Multiple bills pushing for legal marijuana are sitting before our state legislature in Austin.

And marijuana reform activists are rallying their supporter to help alter the law.

Two groups from Waco are asking for supporters of marijuana reform to demand their legislators to vote “Yes” for legal marijuana. But, like every successful movement, it must be organized.

So, supporters are working to train individuals on the way to work together and bring change to Texas.
“This kind of education is necessary so that when folks do meet their representatives, they have answers to the questions their representatives typically have,” Clif Deuval, founder of NORML of Waco, said.

Legal marijuana really has been a popular issue in Texas for years.
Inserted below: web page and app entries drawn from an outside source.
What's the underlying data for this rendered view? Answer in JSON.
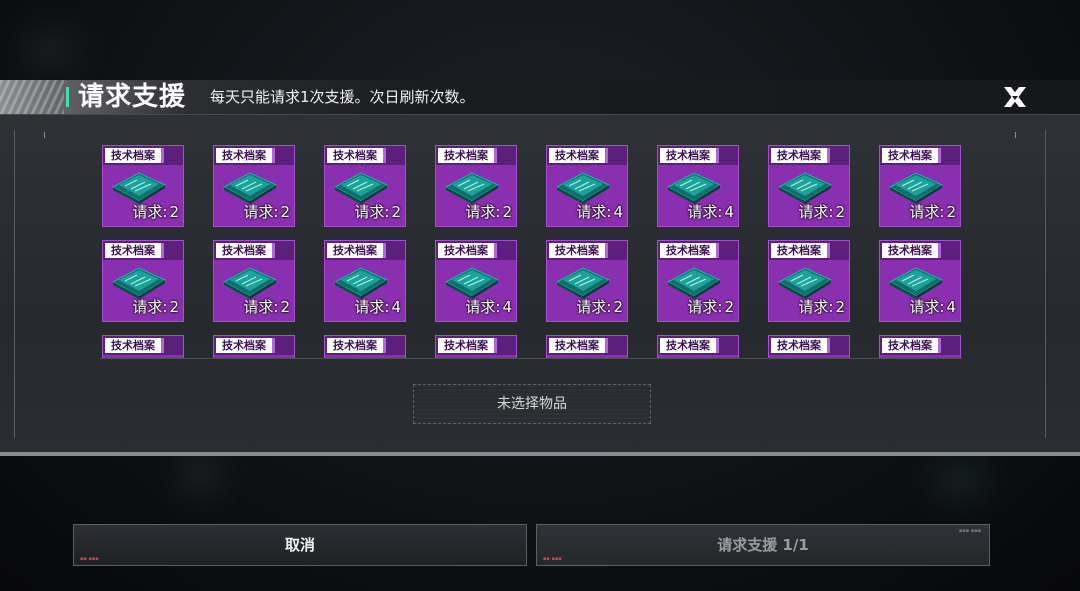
{
  "header": {
    "title": "请求支援",
    "subtitle": "每天只能请求1次支援。次日刷新次数。"
  },
  "items": [
    {
      "tag": "技术档案",
      "label": "请求:",
      "count": "2"
    },
    {
      "tag": "技术档案",
      "label": "请求:",
      "count": "2"
    },
    {
      "tag": "技术档案",
      "label": "请求:",
      "count": "2"
    },
    {
      "tag": "技术档案",
      "label": "请求:",
      "count": "2"
    },
    {
      "tag": "技术档案",
      "label": "请求:",
      "count": "4"
    },
    {
      "tag": "技术档案",
      "label": "请求:",
      "count": "4"
    },
    {
      "tag": "技术档案",
      "label": "请求:",
      "count": "2"
    },
    {
      "tag": "技术档案",
      "label": "请求:",
      "count": "2"
    },
    {
      "tag": "技术档案",
      "label": "请求:",
      "count": "2"
    },
    {
      "tag": "技术档案",
      "label": "请求:",
      "count": "2"
    },
    {
      "tag": "技术档案",
      "label": "请求:",
      "count": "4"
    },
    {
      "tag": "技术档案",
      "label": "请求:",
      "count": "4"
    },
    {
      "tag": "技术档案",
      "label": "请求:",
      "count": "2"
    },
    {
      "tag": "技术档案",
      "label": "请求:",
      "count": "2"
    },
    {
      "tag": "技术档案",
      "label": "请求:",
      "count": "2"
    },
    {
      "tag": "技术档案",
      "label": "请求:",
      "count": "4"
    },
    {
      "tag": "技术档案",
      "label": "",
      "count": ""
    },
    {
      "tag": "技术档案",
      "label": "",
      "count": ""
    },
    {
      "tag": "技术档案",
      "label": "",
      "count": ""
    },
    {
      "tag": "技术档案",
      "label": "",
      "count": ""
    },
    {
      "tag": "技术档案",
      "label": "",
      "count": ""
    },
    {
      "tag": "技术档案",
      "label": "",
      "count": ""
    },
    {
      "tag": "技术档案",
      "label": "",
      "count": ""
    },
    {
      "tag": "技术档案",
      "label": "",
      "count": ""
    }
  ],
  "selection": {
    "empty_text": "未选择物品"
  },
  "buttons": {
    "cancel": "取消",
    "request": "请求支援 1/1"
  },
  "icons": {
    "close": "close-x-icon",
    "item": "blueprint-document-icon"
  },
  "colors": {
    "item_bg": "#8a2fb0",
    "accent": "#3ee0b0"
  }
}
In 2015, the Texas legislature passed Senate Bill 339, permitting physicians in the state to prescribe marijuana-based products with low levels of THC to patients.

But before the 85th Texas Legislature even sat down on Tuesday, supporters were demanding lawmakers take it a step further and legalize marijuana, or at the minimum, medical marijuana.
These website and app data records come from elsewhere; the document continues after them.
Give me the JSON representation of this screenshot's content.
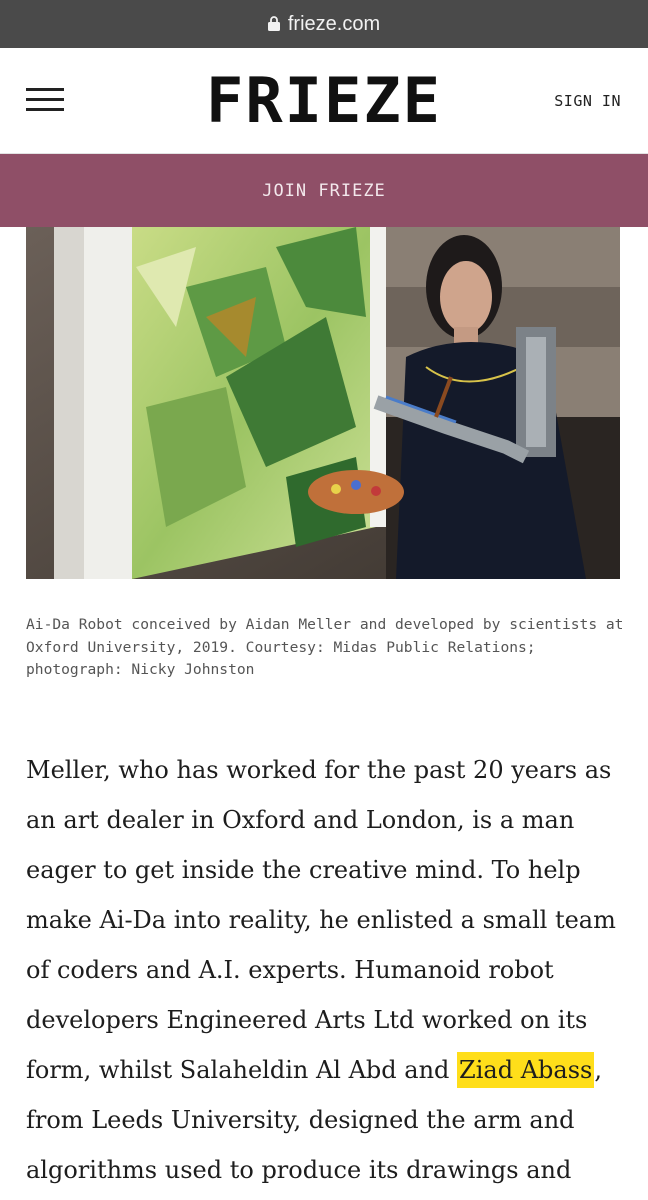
{
  "browser": {
    "url": "frieze.com",
    "lock_icon": "lock-icon"
  },
  "header": {
    "menu_icon": "hamburger-menu-icon",
    "logo": "FRIEZE",
    "sign_in_label": "SIGN IN"
  },
  "banner": {
    "join_label": "JOIN FRIEZE",
    "color": "#8f4f67"
  },
  "figure": {
    "caption": "Ai-Da Robot conceived by Aidan Meller and developed by scientists at Oxford University, 2019. Courtesy: Midas Public Relations; photograph: Nicky Johnston"
  },
  "article": {
    "before_highlight": "Meller, who has worked for the past 20 years as an art dealer in Oxford and London, is a man eager to get inside the creative mind. To help make Ai-Da into reality, he enlisted a small team of coders and A.I. experts. Humanoid robot developers Engineered Arts Ltd worked on its form, whilst Salaheldin Al Abd and ",
    "highlight": "Ziad Abass",
    "after_highlight": ", from Leeds University, designed the arm and algorithms used to produce its drawings and paintings. A selection",
    "highlight_color": "#ffde1a"
  }
}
“People are suffering all around the country, all around the world, without cannabis,” Karen Reeves, founder of CenTex Community Outreach, said.

In November, two joint resolutions were filed in the state senate that will leave the judgment up to voters at home. They will have the ability to decide whether or not to allow medical and recreational cannabis in the Lone Star State.
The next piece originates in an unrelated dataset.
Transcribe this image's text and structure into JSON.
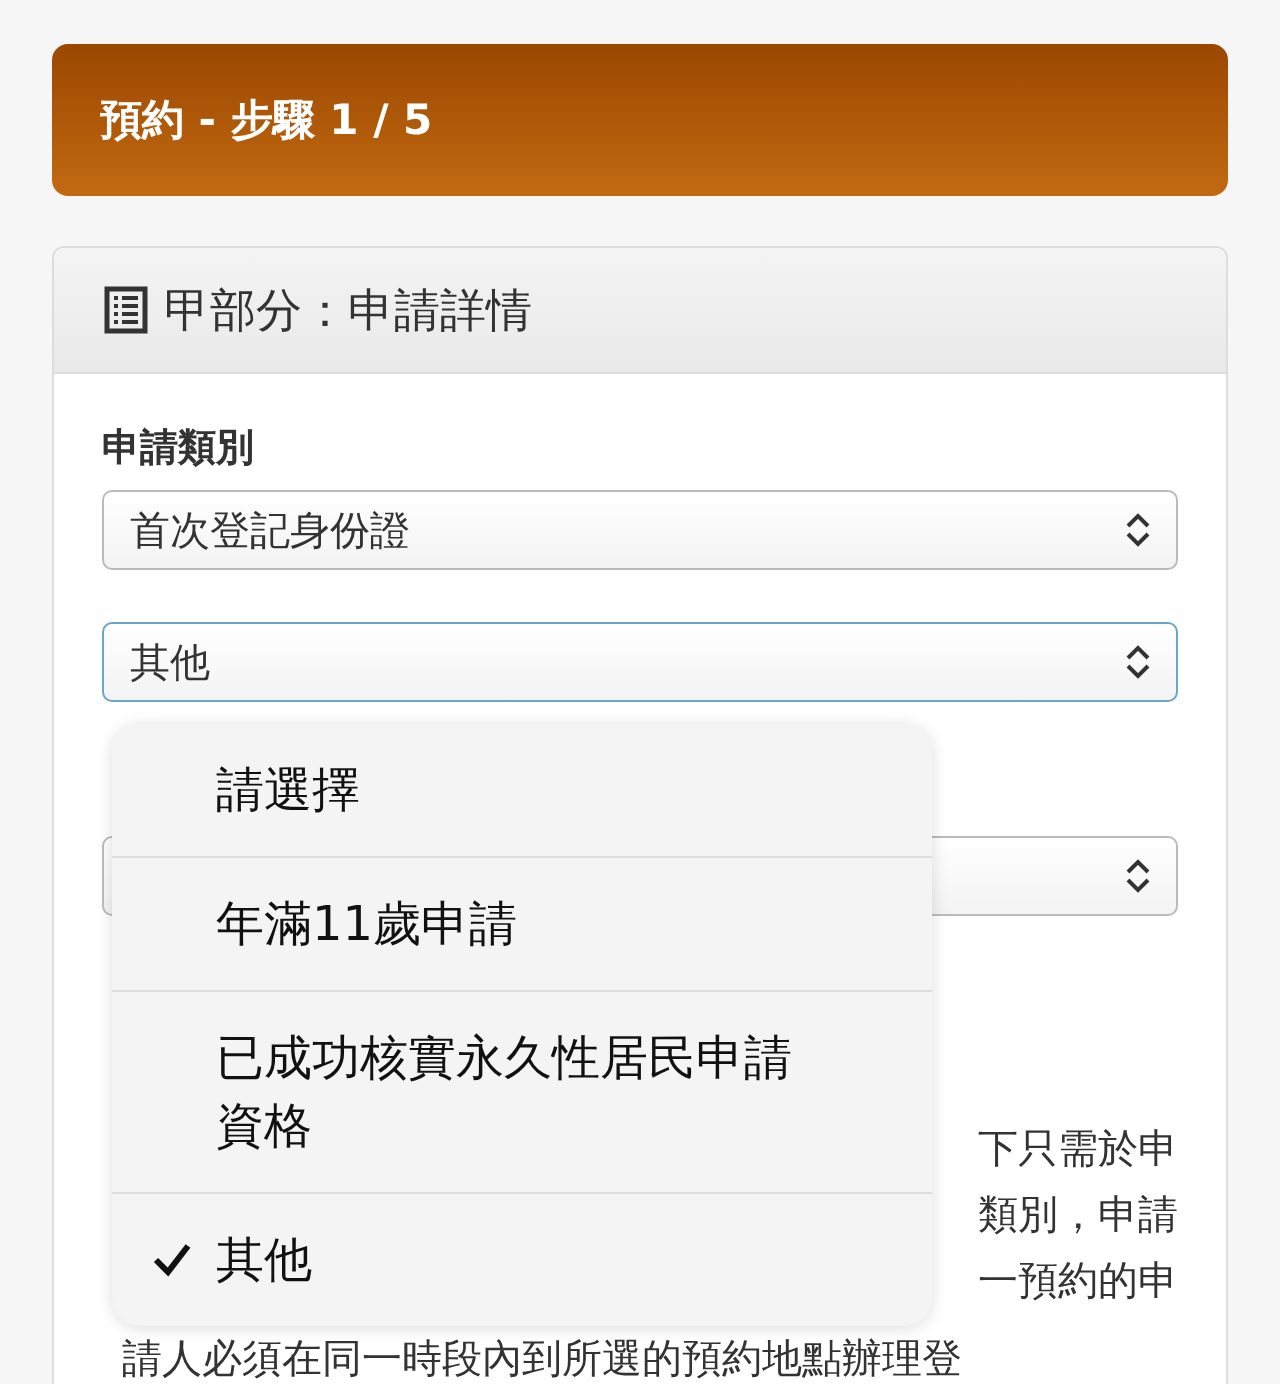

Deuval and Reeves drove to the state capitol Saturday to attend an advocacy training session sponsored by two statewide pro-marijuana groups.

They expect the training will help unite people for change.

“We are educating the activists to where they could go in and give their representatives the info they desire,” Deuval said.

Reeves added: “How to compose your own account, the best way to talk to legislators, the best way to feel confident and tell your story.”

But, despite rapidly growing support, 50 percent of Texans say they’d still oppose legalizing marijuana according to a 2015 Lyceum survey.

Before he was sworn in, State Representative Hugh Shine said he is worried that legalizing the drug could open a Pandora’s box.

“I look around at other states, and yes, they have passed legislation for medical marijuana but it is simply opened the door for recreational use,” Shine said.

Deuval said that recreational use in Texas, if passed, would be regulated and compared it with alcohol. But he hopes after meeting in Austin with fellow Texans, before he session ends on May, he and Karen can encourage the legislature to pass a bill.